▶ _EXERCISE_:
For the word "title", report how many lines of the records below contain it, and nothing more.

[Records excerpted from a collection]
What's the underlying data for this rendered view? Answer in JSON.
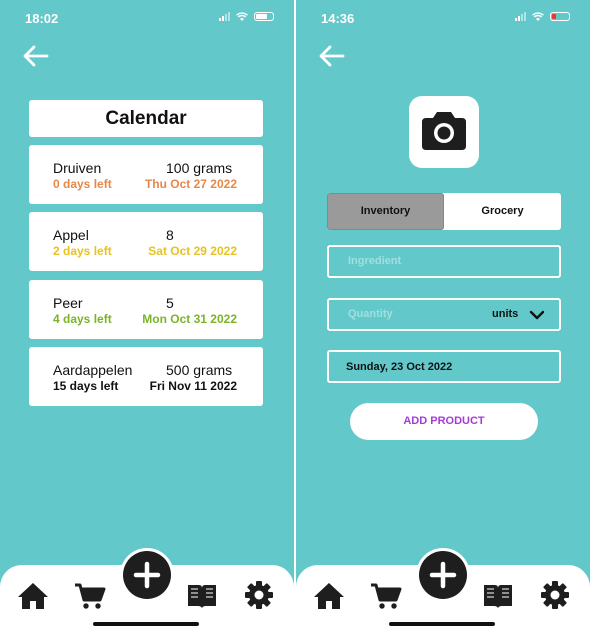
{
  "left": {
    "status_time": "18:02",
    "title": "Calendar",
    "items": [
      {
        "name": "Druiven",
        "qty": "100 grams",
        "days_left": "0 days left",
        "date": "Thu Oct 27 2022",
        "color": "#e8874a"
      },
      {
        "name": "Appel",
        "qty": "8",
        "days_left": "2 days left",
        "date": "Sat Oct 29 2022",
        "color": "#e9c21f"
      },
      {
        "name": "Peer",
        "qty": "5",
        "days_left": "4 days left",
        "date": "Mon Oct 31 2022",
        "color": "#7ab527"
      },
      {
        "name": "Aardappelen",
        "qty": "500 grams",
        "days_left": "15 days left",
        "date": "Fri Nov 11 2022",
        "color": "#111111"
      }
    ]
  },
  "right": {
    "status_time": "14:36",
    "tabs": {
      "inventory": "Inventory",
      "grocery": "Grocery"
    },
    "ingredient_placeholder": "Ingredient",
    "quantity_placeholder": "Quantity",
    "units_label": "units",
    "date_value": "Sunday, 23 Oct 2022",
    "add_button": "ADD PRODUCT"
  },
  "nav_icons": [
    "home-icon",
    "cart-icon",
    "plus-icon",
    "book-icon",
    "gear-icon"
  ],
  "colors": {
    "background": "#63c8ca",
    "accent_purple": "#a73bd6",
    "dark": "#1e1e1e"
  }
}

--

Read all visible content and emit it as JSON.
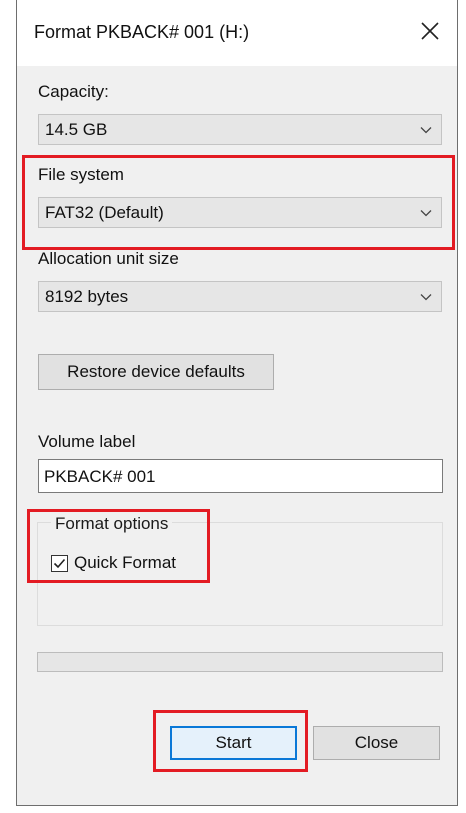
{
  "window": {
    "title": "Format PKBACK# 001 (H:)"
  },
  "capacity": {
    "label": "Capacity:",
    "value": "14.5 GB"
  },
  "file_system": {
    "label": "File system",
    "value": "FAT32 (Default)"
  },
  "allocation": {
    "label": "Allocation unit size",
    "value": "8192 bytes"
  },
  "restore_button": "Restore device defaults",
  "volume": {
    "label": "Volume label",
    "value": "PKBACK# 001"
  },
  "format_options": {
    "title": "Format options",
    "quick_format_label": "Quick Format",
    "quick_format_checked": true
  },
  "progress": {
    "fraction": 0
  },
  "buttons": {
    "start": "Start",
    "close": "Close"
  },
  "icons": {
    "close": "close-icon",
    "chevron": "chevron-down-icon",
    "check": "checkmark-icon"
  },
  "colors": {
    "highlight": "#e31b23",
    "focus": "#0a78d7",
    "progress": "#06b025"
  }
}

▶ _RESULT_:
3